Deferring income can be problematic, but worth considering if you are certain that you’ll earn less next financial year. A standout strategy is where you are retiring, and you ask your employer to defer your retirement until an agreed date in July. Your Employment Termination Payment will be subject to tax at the lower marginal rates (that’s provided you won’t have any other sources of income next financial year) and if you’re 65 you have the opportunity to meet the 40 hours in 30 days ‘work test’ that ensures you’re eligible to contribute to super for the rest of that financial year.
While it’s generally too late to enter into a salary sacrifice arrangement for employment income earned in the current financial year, you should review your future arrangements for the coming 2019/2020 financial year to ensure they’re effective.
Ideally, you would be making sure that any salary sacrifice arrangements for extra concessional contributions to super weren’t going to result in you breaching the contribution caps and paying extra tax. You should also review those arrangements when you have a change in salary e.g. a salary review or on promotion.
Get your admin in order
SMSF Trustees, please ensure that you meet your minimum pension payment requirements. Please contact your accountant if you aren’t sure what amount to pay and contact your adviser now if you need help to arrange payment.

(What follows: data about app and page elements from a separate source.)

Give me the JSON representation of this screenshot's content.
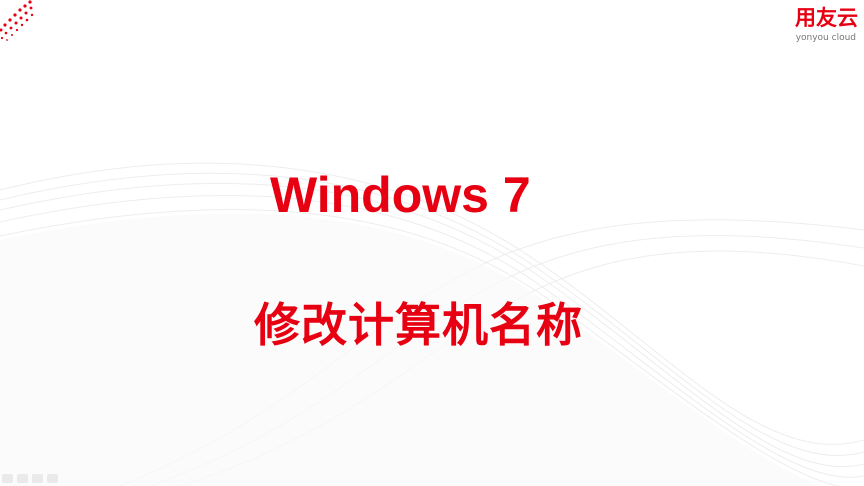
{
  "slide": {
    "title": "Windows 7",
    "subtitle": "修改计算机名称"
  },
  "logo": {
    "mark": "用友云",
    "sub": "yonyou cloud"
  },
  "colors": {
    "accent": "#e60012",
    "background": "#ffffff",
    "wave": "#ececec",
    "logo_sub": "#777777"
  },
  "icons": {
    "corner_decoration": "dot-pattern-icon",
    "toolbar": [
      "prev-slide-icon",
      "pen-icon",
      "slides-icon",
      "next-slide-icon"
    ]
  }
}
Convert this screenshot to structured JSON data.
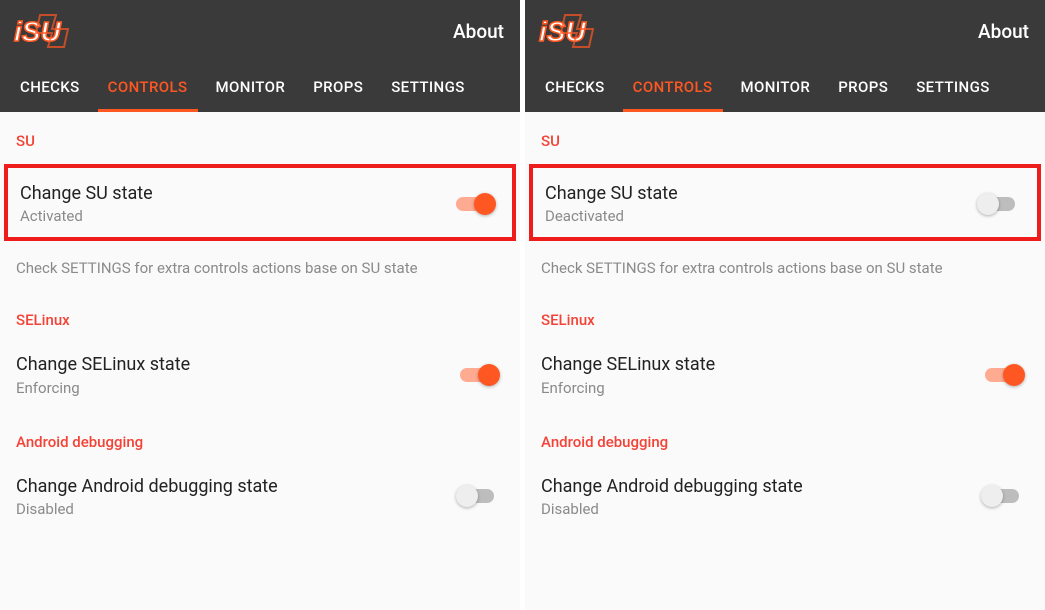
{
  "header": {
    "about": "About",
    "logo_text": "iSU"
  },
  "tabs": {
    "checks": "CHECKS",
    "controls": "CONTROLS",
    "monitor": "MONITOR",
    "props": "PROPS",
    "settings": "SETTINGS"
  },
  "sections": {
    "su": "SU",
    "su_info": "Check SETTINGS for extra controls actions base on SU state",
    "selinux": "SELinux",
    "adb": "Android debugging"
  },
  "left": {
    "su_title": "Change SU state",
    "su_sub": "Activated",
    "su_on": true,
    "selinux_title": "Change SELinux state",
    "selinux_sub": "Enforcing",
    "selinux_on": true,
    "adb_title": "Change Android debugging state",
    "adb_sub": "Disabled",
    "adb_on": false
  },
  "right": {
    "su_title": "Change SU state",
    "su_sub": "Deactivated",
    "su_on": false,
    "selinux_title": "Change SELinux state",
    "selinux_sub": "Enforcing",
    "selinux_on": true,
    "adb_title": "Change Android debugging state",
    "adb_sub": "Disabled",
    "adb_on": false
  },
  "colors": {
    "accent": "#ff5722",
    "danger": "#f44336",
    "header_bg": "#3a3a3a"
  }
}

It’s a good idea to start gathering your paperwork, including those pesky little donation and incidental receipts, so you’re ready to meet your accountant early in the new financial year.
Global uncertainty and local rate cuts support exposures to Australian alternative lending
We think one of the key beneficiaries of recent local and global events is the Australian alternative lending space and our preferred providers such as Metrics and Qualitas.
The uncertain global economic environment suits defensive assets and the potential for multiple Australian rate cuts seems likely to fuel additional ‘yield reach’ from investors looking to supplant falling returns from cash and hybrid security investments.
Whilst both the Metrics Master Income Trust (MXT) and Qualitas Real Estate Income (QRI) funds are exposed to falling base rates, we think there is potential that both funds see increased investor attention from investors seeking higher yield and that this leads to both listed-investment trusts grinding to a wider premium to underlying asset value.
What to do?
Talk to your adviser ASAP if you think any of the strategies mentioned here might need further consideration in light of your personal circumstances.
Written by Michelle Bromley CFP
The information in this article contains general advice and is provided by Primestock Securities Ltd AFSL No. 239180. That advice has been prepared without taking your personal objectives, financial situation or needs into account. Before acting on this general advice, you should consider the appropriateness of it having regard to your personal objectives, financial situation and needs. You should obtain and read the relevant Product Disclosure Statement (PDS) of any financial product discussed in this article before making any decision to acquire it. Please refer to our FSG (available here) for contact information and information about remuneration and associations with product issuers.